The IRS has temporarily stopped collecting penalties from some small businesses that have been hit with big fines for not disclosing the use of questionable tax shelters.
The fines, which can reach $300,000 a year, were an unintended consequence of a 2004 law aimed at big corporations that use the shelters to avoid taxes. Lawmakers asked the Internal Revenue Service last month to suspend collections while they work to change the law.
The IRS agreed to suspend collections through September on cases in which businesses gained less than $200,000 a year from the tax shelters, IRS Commissioner Doug Shulman said in a letter to lawmakers released Tuesday.
Shulman said the penalties, in some cases, "are way out of line with penalties for other similar cases of noncompliance."
"Many of the transactions now under examination involve tax benefits that are minor when compared to the statutory penalty amounts," Shulman said in the letter.

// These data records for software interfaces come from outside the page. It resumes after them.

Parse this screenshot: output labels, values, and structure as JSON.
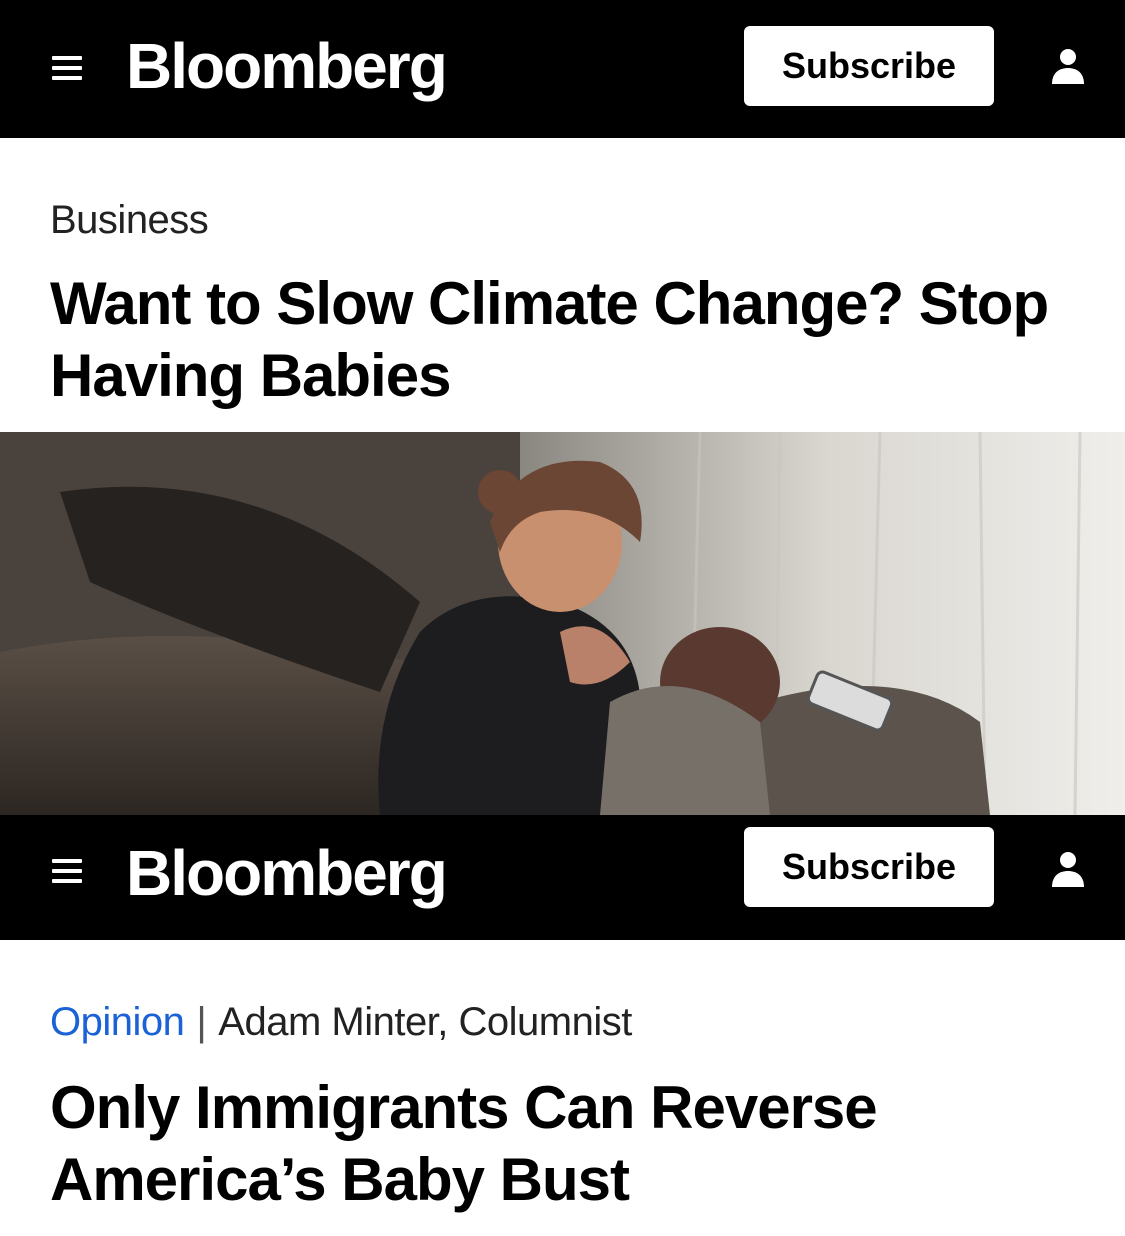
{
  "header1": {
    "brand": "Bloomberg",
    "subscribe_label": "Subscribe"
  },
  "article1": {
    "section": "Business",
    "headline": "Want to Slow Climate Change? Stop Having Babies"
  },
  "header2": {
    "brand": "Bloomberg",
    "subscribe_label": "Subscribe"
  },
  "article2": {
    "section": "Opinion",
    "separator": "|",
    "byline": "Adam Minter, Columnist",
    "headline": "Only Immigrants Can Reverse America’s Baby Bust"
  },
  "icons": {
    "menu": "hamburger-menu-icon",
    "user": "user-account-icon"
  },
  "colors": {
    "bar_background": "#000000",
    "page_background": "#ffffff",
    "opinion_accent": "#1a62d6"
  }
}
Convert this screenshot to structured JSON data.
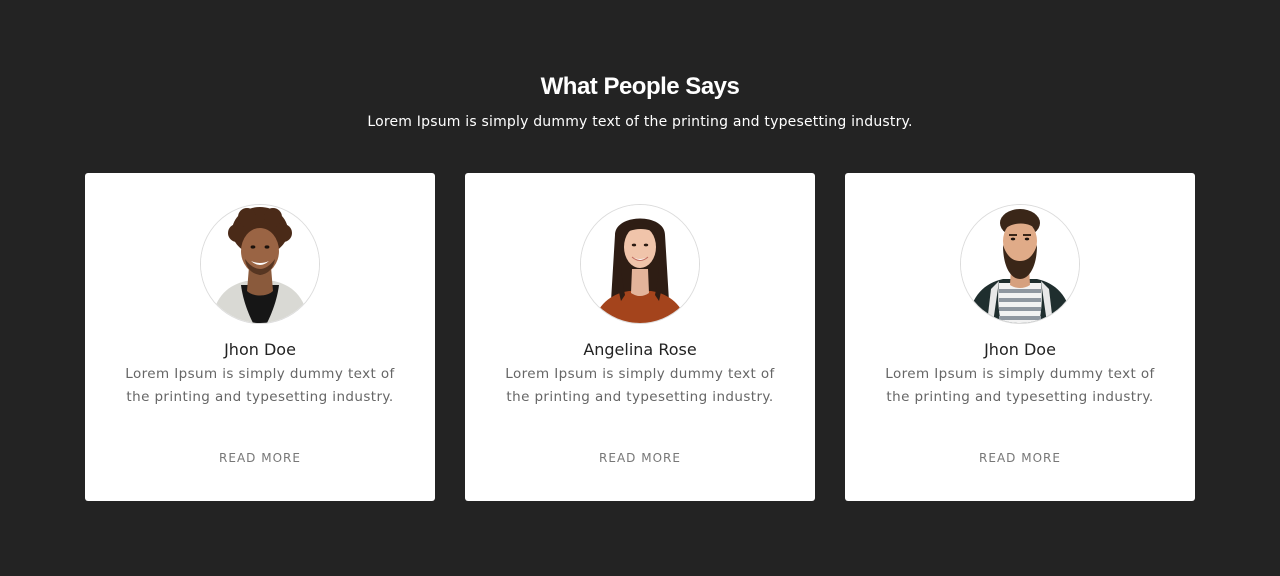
{
  "section": {
    "title": "What People Says",
    "subtitle": "Lorem Ipsum is simply dummy text of the printing and typesetting industry."
  },
  "testimonials": [
    {
      "name": "Jhon Doe",
      "text": "Lorem Ipsum is simply dummy text of the printing and typesetting industry.",
      "link_label": "READ MORE",
      "avatar_icon": "person-curly-hair-avatar"
    },
    {
      "name": "Angelina Rose",
      "text": "Lorem Ipsum is simply dummy text of the printing and typesetting industry.",
      "link_label": "READ MORE",
      "avatar_icon": "person-long-hair-avatar"
    },
    {
      "name": "Jhon Doe",
      "text": "Lorem Ipsum is simply dummy text of the printing and typesetting industry.",
      "link_label": "READ MORE",
      "avatar_icon": "person-bearded-avatar"
    }
  ],
  "colors": {
    "background": "#232323",
    "card": "#ffffff",
    "heading": "#ffffff",
    "name": "#222222",
    "body_text": "#666666",
    "link": "#777777"
  }
}
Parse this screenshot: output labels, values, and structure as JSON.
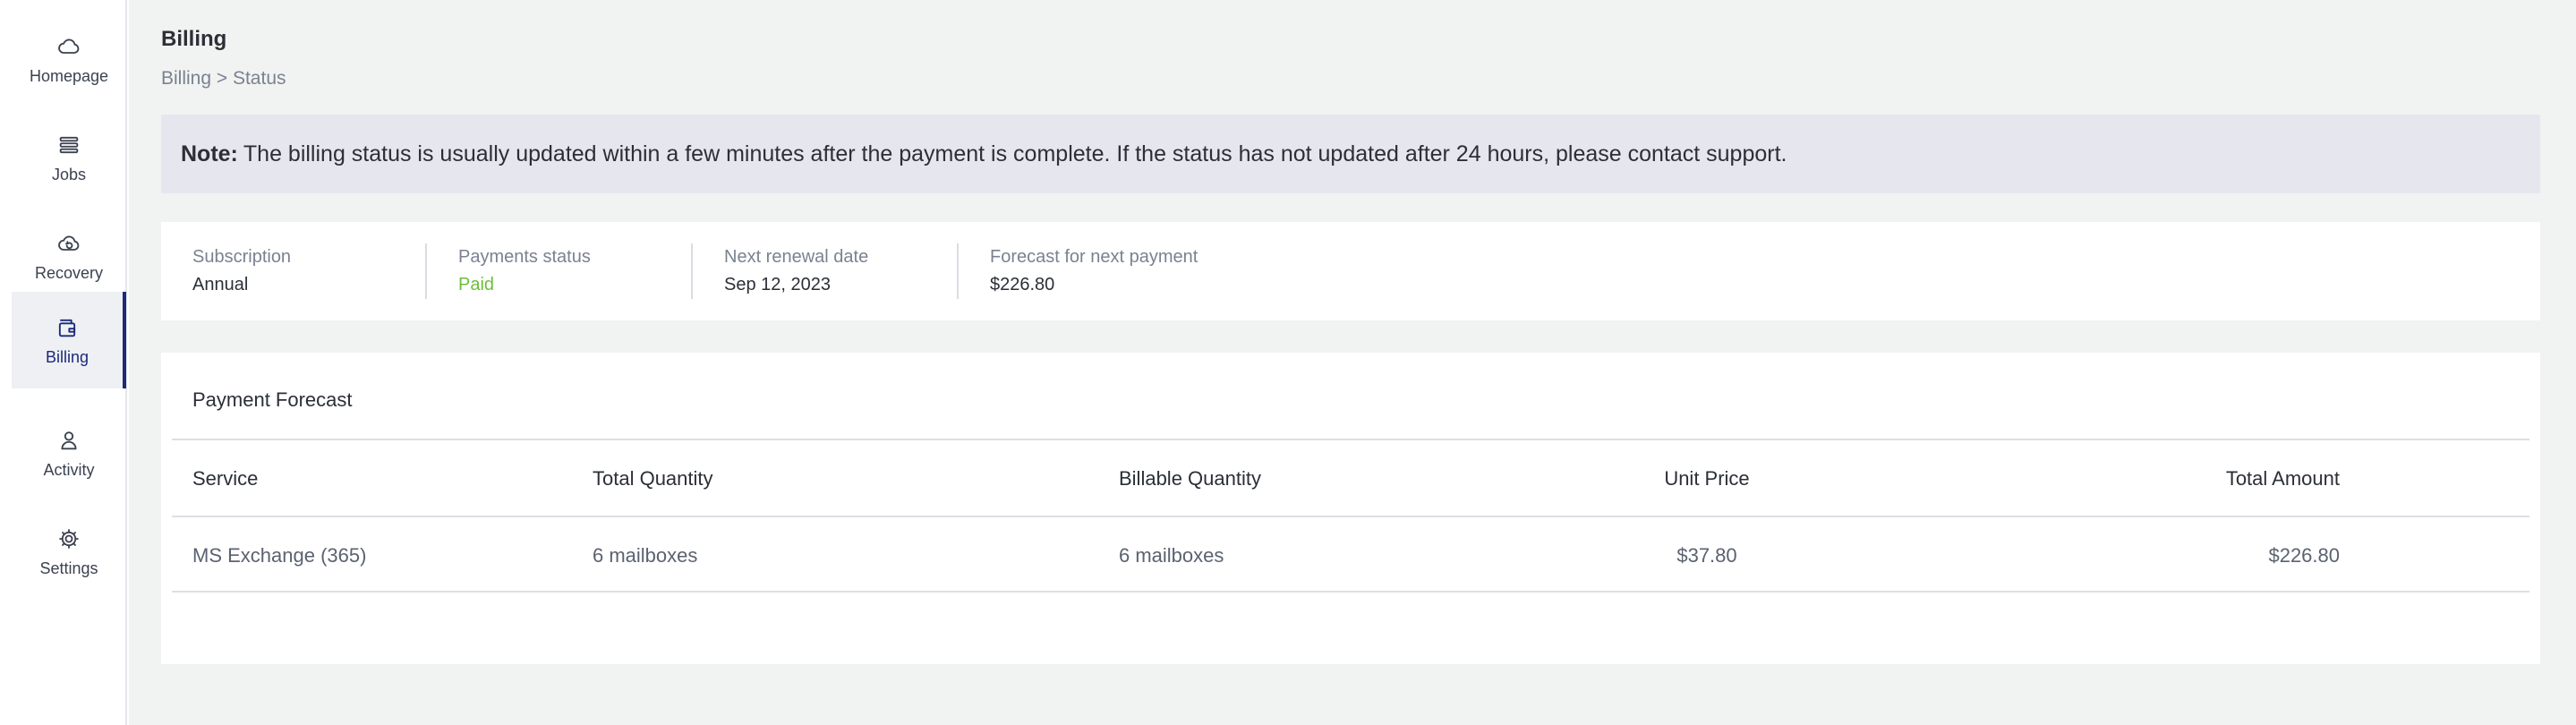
{
  "sidebar": {
    "items": [
      {
        "label": "Homepage",
        "icon": "cloud-icon"
      },
      {
        "label": "Jobs",
        "icon": "stack-icon"
      },
      {
        "label": "Recovery",
        "icon": "cloud-restore-icon"
      },
      {
        "label": "Billing",
        "icon": "wallet-icon",
        "active": true
      },
      {
        "label": "Activity",
        "icon": "user-icon"
      },
      {
        "label": "Settings",
        "icon": "gear-icon"
      }
    ]
  },
  "header": {
    "title": "Billing",
    "breadcrumb": "Billing > Status"
  },
  "note": {
    "prefix": "Note:",
    "text": "The billing status is usually updated within a few minutes after the payment is complete. If the status has not updated after 24 hours, please contact support."
  },
  "summary": [
    {
      "label": "Subscription",
      "value": "Annual"
    },
    {
      "label": "Payments status",
      "value": "Paid"
    },
    {
      "label": "Next renewal date",
      "value": "Sep 12, 2023"
    },
    {
      "label": "Forecast for next payment",
      "value": "$226.80"
    }
  ],
  "forecast": {
    "title": "Payment Forecast",
    "columns": [
      "Service",
      "Total Quantity",
      "Billable Quantity",
      "Unit Price",
      "Total Amount"
    ],
    "rows": [
      [
        "MS Exchange (365)",
        "6 mailboxes",
        "6 mailboxes",
        "$37.80",
        "$226.80"
      ]
    ]
  },
  "colors": {
    "accent": "#1b2a7a",
    "paid": "#6cbf3b",
    "note_bg": "#e6e7ee",
    "page_bg": "#f1f2f2"
  }
}
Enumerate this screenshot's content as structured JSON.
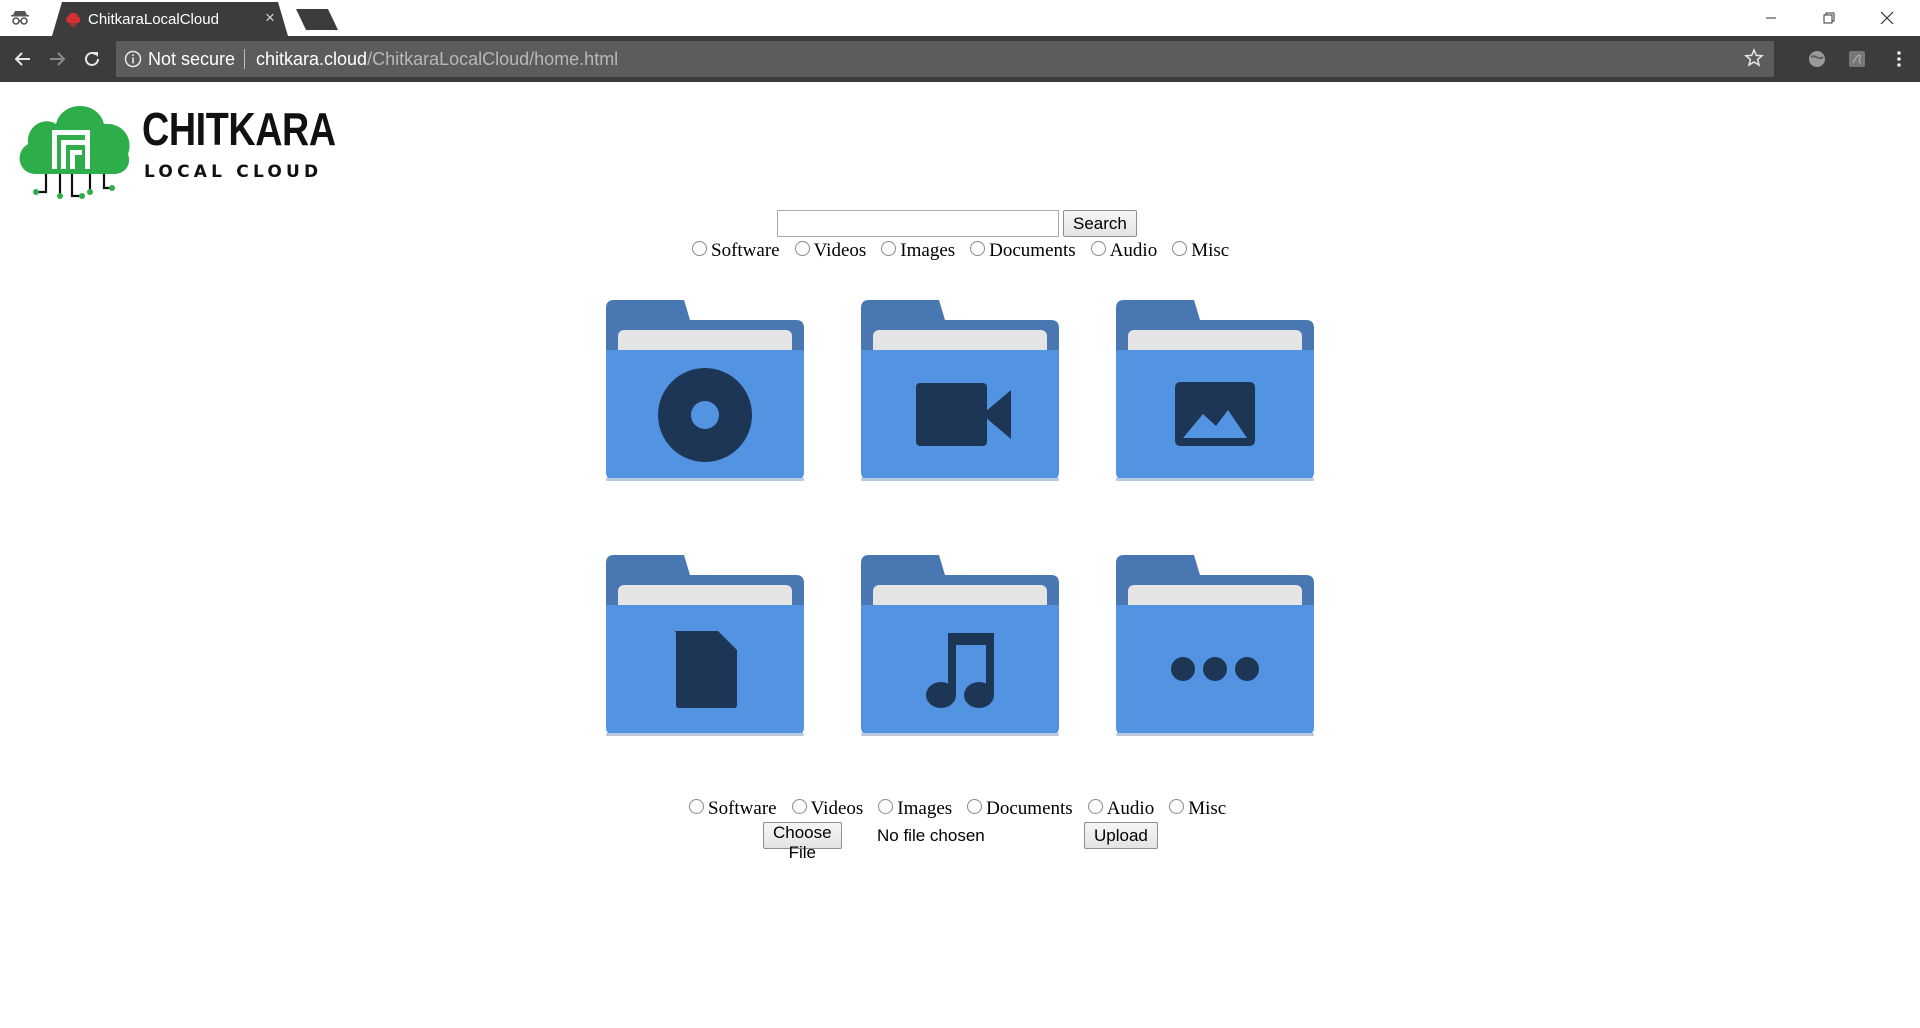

The existing law imposes reporting requirements on businesses and individuals who use tax shelters that the IRS has identified as abusive. The goal is to red flag these "listed transactions" so IRS agents can more closely examine them.
The penalties for failing to disclose the transactions on tax forms are $100,000 a year for individuals and $200,000 a year for businesses. Taxpayers who use the tax shelters for both individual and business purposes face penalties of $300,000 a year.
The penalties cannot be appealed, National Taxpayer Advocate Nina Olson said in her 2008 annual report. Olson, an independent watchdog within the IRS, cited a case in which a small business owner saved $45,000 over three years from a tax shelter and was fined $900,000 by the IRS.
Lawmakers from both parties said they will work to change the law to make the penalties more in line with the offenses.
"This penalty has unfairly punished far too many small businesses, many of whom are feeling the crunch of this economic downturn more acutely than other sectors of the economy," said Rep. John Lewis, D-Ga., chairman of the House Ways and Means Oversight subcommittee.
Rep. Charles Boustany, R-La., the top Republican on the subcommittee, said he will work with Lewis to change the law while collections are suspended.
"As our economy continues to recover, small businesses lead the way, and today's announcement by the IRS ensures those same small businesses are not disproportionately penalized," Boustany said in a statement.